» Assignment: Go line by line through the entries below and copy those containing the string "this".

» Entries supplied:
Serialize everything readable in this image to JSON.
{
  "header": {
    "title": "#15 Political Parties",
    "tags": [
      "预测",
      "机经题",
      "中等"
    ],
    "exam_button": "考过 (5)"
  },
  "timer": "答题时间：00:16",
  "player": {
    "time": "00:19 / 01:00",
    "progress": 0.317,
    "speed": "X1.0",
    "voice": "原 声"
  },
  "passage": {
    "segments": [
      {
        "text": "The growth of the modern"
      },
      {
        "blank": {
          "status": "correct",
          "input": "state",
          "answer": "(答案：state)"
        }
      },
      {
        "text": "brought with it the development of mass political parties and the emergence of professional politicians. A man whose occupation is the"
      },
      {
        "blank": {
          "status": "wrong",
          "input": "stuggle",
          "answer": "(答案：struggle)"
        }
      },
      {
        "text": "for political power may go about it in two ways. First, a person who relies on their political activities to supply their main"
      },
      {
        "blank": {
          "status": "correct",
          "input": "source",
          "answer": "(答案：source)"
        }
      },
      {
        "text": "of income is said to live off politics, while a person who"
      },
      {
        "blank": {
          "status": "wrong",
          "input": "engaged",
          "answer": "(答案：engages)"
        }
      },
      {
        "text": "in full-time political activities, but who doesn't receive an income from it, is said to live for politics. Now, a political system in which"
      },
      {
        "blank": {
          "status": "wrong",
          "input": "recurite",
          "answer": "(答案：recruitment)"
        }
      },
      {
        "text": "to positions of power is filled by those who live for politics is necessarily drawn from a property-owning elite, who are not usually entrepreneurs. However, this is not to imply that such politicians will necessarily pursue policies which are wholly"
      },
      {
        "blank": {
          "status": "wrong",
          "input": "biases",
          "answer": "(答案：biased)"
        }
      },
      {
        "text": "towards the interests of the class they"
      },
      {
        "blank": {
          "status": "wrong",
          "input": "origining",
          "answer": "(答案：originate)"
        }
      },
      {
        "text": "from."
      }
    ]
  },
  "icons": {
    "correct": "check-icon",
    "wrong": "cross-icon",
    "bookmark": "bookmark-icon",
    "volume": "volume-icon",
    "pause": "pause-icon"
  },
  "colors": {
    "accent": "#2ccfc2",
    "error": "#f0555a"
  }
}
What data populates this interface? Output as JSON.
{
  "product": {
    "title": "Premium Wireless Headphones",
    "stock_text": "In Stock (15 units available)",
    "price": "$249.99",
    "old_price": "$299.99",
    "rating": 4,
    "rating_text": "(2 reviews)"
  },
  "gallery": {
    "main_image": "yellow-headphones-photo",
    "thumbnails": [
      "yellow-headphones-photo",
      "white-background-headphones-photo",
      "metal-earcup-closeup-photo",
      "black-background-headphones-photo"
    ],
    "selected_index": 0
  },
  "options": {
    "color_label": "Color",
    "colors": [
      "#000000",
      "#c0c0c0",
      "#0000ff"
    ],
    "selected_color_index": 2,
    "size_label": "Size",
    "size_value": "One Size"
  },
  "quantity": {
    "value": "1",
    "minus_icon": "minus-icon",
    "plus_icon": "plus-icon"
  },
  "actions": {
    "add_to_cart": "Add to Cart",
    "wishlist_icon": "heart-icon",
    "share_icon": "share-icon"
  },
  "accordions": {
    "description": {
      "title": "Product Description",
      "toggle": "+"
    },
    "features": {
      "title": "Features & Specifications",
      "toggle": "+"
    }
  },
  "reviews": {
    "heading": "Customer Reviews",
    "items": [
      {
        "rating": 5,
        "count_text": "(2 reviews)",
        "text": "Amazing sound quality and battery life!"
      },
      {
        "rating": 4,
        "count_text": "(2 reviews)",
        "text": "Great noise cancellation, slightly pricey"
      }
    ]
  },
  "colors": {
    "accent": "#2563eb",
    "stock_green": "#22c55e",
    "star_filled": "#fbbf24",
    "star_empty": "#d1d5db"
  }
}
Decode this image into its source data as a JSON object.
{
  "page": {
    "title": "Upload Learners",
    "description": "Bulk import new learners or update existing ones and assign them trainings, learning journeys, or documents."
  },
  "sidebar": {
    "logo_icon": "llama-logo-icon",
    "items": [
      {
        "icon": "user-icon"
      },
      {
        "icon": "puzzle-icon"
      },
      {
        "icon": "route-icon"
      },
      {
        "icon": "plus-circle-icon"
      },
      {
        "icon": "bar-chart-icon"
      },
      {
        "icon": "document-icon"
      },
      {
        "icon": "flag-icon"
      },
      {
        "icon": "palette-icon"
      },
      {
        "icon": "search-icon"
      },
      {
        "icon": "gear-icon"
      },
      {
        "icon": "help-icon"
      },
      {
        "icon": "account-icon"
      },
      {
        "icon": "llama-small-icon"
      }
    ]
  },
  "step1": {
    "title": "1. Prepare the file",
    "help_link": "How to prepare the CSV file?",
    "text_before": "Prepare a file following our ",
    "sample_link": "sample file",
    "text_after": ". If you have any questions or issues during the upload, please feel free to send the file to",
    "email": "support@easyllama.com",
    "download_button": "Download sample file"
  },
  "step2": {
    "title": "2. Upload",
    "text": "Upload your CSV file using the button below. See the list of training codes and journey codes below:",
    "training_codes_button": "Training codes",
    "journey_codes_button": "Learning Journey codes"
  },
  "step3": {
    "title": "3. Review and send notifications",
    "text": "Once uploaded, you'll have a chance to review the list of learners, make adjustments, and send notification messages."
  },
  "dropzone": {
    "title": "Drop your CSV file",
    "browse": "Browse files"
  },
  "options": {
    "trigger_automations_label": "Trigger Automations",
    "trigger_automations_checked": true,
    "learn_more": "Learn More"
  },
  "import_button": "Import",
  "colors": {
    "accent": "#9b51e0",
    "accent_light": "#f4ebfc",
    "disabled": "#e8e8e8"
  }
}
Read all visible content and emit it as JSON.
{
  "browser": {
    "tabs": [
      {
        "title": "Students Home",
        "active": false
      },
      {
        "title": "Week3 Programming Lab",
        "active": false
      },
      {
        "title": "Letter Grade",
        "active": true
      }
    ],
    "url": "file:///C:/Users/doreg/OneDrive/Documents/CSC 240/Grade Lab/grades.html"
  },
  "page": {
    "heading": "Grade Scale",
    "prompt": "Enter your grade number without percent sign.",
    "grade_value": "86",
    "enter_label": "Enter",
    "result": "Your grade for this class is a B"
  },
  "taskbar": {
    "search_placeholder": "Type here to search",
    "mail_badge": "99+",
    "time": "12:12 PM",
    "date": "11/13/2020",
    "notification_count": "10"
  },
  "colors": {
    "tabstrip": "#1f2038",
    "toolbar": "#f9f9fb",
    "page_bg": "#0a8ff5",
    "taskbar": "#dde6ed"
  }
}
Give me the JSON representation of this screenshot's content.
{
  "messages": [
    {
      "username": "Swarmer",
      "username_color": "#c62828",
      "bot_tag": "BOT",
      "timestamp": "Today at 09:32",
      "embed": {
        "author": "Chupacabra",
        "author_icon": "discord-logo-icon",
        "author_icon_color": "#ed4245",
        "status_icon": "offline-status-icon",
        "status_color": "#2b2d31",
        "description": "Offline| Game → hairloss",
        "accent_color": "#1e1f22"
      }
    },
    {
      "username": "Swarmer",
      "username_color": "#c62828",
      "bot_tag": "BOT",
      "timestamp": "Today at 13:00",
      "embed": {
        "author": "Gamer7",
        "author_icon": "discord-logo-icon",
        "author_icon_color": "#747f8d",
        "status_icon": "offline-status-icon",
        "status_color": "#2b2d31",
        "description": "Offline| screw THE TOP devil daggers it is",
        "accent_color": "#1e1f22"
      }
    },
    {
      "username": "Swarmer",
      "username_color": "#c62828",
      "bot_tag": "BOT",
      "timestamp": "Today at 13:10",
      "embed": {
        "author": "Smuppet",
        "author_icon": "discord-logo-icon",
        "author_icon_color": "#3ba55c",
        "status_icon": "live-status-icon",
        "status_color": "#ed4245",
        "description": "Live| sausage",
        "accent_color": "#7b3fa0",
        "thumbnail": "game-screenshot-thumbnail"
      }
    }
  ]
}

» Exercise response:
Serialize everything readable in this image to JSON.
        "text": "to positions of power is filled by those who live for politics is necessarily drawn from a property-owning elite, who are not usually entrepreneurs. However, this is not to imply that such politicians will necessarily pursue policies which are wholly"
What data populates this interface? Output as JSON.
Decode this image into its source data as a JSON object.
    "result": "Your grade for this class is a B"
Give me the JSON representation of this screenshot's content.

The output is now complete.